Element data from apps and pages
▬▬▬▬▬▬

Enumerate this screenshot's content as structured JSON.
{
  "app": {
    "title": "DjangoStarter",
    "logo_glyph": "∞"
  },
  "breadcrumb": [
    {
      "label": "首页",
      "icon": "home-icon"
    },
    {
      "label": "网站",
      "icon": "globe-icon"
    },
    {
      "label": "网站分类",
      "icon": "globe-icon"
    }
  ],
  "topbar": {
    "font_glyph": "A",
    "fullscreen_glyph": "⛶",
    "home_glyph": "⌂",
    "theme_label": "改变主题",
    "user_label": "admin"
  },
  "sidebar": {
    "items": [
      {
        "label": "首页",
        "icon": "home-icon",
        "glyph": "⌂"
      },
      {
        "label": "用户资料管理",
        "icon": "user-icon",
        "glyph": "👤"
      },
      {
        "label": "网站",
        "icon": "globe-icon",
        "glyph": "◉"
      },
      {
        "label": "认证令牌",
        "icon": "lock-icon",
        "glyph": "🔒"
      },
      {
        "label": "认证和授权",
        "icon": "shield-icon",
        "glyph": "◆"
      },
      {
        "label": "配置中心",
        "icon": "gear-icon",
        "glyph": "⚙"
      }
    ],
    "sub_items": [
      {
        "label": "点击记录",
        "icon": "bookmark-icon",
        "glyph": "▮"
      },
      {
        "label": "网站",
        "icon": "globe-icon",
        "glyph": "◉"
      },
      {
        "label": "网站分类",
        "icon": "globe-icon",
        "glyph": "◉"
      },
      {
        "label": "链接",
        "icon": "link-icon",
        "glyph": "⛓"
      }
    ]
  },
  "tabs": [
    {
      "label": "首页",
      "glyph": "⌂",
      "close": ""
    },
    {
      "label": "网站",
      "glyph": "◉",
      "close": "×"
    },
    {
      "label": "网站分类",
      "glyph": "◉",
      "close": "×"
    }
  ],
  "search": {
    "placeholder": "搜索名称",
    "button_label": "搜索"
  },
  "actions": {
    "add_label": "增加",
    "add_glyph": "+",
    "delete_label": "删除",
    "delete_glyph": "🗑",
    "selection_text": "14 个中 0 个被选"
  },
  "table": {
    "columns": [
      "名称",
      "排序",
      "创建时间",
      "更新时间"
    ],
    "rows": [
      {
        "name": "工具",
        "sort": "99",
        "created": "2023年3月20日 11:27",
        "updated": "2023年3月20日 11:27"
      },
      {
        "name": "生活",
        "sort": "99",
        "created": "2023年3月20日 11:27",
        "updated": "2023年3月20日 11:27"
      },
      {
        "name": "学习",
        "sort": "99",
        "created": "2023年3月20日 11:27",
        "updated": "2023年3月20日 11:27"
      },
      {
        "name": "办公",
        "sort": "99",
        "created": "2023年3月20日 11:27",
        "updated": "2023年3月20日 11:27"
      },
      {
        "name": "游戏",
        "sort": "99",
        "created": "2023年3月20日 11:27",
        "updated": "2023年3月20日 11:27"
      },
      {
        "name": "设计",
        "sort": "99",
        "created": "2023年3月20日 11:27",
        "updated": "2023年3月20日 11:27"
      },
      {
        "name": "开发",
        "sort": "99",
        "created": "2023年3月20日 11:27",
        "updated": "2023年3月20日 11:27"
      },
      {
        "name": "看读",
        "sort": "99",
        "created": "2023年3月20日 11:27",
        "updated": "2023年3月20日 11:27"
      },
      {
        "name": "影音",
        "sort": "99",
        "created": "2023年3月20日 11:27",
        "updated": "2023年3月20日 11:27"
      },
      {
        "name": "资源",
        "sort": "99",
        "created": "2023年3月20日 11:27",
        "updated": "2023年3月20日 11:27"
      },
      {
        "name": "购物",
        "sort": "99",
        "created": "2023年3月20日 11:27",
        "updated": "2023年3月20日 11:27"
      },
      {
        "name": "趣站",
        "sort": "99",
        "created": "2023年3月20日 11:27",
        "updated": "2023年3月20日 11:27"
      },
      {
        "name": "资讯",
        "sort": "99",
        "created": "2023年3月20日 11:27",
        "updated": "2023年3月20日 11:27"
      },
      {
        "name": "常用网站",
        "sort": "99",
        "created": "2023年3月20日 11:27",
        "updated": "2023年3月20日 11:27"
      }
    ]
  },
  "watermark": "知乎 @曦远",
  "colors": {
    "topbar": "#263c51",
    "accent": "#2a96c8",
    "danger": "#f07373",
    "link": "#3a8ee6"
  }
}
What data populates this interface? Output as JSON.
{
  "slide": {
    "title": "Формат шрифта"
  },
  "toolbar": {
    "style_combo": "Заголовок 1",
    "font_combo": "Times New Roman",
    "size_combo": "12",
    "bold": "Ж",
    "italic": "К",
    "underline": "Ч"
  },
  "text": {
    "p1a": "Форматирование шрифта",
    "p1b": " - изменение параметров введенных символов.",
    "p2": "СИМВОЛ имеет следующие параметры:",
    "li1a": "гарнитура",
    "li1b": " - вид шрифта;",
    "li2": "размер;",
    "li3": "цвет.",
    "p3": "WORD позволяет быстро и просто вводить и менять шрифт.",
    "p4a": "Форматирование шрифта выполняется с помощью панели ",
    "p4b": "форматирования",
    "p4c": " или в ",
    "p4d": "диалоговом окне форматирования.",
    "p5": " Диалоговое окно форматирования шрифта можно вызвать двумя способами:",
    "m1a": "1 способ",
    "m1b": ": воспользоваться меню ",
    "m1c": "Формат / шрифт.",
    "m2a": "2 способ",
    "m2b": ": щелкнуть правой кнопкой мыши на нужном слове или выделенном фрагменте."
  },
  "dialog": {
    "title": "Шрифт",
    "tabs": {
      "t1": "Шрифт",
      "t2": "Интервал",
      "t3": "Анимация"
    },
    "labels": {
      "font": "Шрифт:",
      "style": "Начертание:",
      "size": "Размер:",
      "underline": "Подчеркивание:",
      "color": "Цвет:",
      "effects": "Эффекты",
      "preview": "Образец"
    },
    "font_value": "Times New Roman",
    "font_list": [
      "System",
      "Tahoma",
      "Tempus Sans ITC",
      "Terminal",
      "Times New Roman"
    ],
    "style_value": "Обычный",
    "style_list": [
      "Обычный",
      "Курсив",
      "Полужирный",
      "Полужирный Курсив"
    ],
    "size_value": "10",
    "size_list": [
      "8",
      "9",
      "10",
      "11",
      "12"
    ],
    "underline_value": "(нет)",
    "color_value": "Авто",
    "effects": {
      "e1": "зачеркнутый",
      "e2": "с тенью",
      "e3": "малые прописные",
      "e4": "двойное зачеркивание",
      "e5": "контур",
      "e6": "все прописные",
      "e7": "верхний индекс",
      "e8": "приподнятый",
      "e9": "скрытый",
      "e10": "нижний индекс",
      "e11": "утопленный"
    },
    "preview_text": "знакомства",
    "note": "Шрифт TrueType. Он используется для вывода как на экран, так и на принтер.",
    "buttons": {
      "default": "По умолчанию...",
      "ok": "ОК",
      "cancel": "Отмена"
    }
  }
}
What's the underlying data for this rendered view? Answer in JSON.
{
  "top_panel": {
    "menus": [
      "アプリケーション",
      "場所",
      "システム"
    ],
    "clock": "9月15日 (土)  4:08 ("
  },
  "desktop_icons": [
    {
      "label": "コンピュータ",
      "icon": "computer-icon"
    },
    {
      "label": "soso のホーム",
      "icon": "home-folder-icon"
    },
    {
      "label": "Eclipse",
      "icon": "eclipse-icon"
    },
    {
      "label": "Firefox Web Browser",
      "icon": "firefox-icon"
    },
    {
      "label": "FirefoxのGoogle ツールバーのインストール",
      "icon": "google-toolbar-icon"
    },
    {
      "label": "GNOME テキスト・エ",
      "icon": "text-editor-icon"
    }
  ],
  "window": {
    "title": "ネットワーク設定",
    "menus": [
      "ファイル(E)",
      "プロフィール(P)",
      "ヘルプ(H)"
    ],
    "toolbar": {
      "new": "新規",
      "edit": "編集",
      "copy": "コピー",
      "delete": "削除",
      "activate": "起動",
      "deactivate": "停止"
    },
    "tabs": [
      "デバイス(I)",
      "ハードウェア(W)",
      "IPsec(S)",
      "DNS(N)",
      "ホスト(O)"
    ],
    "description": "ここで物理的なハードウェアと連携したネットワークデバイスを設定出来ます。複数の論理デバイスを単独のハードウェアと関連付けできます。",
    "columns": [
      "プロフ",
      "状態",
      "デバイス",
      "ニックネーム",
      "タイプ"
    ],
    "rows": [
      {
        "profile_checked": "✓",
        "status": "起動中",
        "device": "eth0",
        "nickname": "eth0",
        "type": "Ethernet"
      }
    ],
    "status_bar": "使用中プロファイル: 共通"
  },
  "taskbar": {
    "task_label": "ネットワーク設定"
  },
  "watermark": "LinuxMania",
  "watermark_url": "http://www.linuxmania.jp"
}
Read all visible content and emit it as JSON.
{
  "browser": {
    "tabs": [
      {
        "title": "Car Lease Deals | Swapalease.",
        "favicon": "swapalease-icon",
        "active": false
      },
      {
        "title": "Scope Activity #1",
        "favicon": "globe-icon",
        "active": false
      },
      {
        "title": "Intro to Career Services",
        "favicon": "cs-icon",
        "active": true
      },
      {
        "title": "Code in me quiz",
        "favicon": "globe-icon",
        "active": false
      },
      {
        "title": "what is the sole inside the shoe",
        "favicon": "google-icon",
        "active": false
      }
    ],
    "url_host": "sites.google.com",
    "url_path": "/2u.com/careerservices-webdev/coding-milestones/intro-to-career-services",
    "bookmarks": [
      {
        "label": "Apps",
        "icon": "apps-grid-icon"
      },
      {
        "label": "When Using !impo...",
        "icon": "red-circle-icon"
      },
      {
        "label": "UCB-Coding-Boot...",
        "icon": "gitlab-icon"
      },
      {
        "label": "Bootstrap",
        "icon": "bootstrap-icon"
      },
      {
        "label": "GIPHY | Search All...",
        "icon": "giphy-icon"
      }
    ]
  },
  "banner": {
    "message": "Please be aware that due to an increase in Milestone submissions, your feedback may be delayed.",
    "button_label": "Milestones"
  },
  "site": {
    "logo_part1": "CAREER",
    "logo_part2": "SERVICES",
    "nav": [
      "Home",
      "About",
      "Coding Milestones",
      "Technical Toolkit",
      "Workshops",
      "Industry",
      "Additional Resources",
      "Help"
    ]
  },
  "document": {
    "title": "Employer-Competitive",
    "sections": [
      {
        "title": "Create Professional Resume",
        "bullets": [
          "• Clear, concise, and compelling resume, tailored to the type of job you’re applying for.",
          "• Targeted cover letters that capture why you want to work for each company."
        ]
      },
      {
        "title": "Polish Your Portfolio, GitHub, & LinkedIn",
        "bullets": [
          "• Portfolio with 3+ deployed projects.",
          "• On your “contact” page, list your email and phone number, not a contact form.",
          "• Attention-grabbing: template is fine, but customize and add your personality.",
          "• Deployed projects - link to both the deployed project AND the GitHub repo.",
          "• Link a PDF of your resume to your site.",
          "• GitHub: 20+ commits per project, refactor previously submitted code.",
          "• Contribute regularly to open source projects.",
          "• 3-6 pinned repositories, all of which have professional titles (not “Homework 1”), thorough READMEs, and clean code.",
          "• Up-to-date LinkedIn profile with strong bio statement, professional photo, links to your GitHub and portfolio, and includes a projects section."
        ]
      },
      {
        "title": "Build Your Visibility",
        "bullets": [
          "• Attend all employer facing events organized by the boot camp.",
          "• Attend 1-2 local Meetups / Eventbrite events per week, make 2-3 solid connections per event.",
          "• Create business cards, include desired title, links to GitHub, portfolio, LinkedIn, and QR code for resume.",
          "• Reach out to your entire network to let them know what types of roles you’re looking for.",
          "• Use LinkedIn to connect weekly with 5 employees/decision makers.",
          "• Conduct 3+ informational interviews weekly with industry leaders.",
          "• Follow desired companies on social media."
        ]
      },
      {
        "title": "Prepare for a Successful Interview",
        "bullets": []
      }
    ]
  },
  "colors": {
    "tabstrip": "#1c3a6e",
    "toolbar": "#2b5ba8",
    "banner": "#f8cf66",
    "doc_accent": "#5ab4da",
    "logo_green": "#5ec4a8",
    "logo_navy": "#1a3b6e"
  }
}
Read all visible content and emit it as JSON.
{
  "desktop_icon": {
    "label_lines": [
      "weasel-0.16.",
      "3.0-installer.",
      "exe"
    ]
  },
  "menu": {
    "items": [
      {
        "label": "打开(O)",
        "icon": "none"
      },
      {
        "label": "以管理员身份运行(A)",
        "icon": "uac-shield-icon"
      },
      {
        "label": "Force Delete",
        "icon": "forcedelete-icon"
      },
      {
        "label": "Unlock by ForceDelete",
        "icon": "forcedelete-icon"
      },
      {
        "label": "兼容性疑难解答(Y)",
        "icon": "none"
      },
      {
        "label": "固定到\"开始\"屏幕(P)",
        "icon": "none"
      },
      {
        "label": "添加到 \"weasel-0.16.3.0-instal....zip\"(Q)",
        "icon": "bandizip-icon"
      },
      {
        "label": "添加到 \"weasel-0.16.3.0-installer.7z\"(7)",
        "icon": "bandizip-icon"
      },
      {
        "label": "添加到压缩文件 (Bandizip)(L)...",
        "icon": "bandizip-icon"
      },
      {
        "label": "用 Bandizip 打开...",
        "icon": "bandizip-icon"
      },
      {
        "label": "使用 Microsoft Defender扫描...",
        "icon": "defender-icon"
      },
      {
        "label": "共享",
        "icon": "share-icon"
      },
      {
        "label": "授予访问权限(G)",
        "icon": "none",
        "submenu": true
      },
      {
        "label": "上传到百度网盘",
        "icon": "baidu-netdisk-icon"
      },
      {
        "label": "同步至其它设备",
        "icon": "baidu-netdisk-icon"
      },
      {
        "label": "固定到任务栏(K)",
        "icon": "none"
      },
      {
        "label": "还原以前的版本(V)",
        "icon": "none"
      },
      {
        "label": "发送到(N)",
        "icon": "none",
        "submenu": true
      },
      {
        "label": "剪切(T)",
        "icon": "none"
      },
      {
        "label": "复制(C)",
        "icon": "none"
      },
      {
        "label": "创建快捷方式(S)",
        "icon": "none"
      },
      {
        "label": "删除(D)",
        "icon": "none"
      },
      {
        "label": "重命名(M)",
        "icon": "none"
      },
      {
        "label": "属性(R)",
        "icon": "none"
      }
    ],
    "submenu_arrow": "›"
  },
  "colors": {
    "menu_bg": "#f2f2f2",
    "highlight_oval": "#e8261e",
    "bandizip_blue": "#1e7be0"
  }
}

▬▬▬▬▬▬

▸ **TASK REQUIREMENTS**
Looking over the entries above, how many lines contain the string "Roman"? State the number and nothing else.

▸ **RESPONSE BOX**
3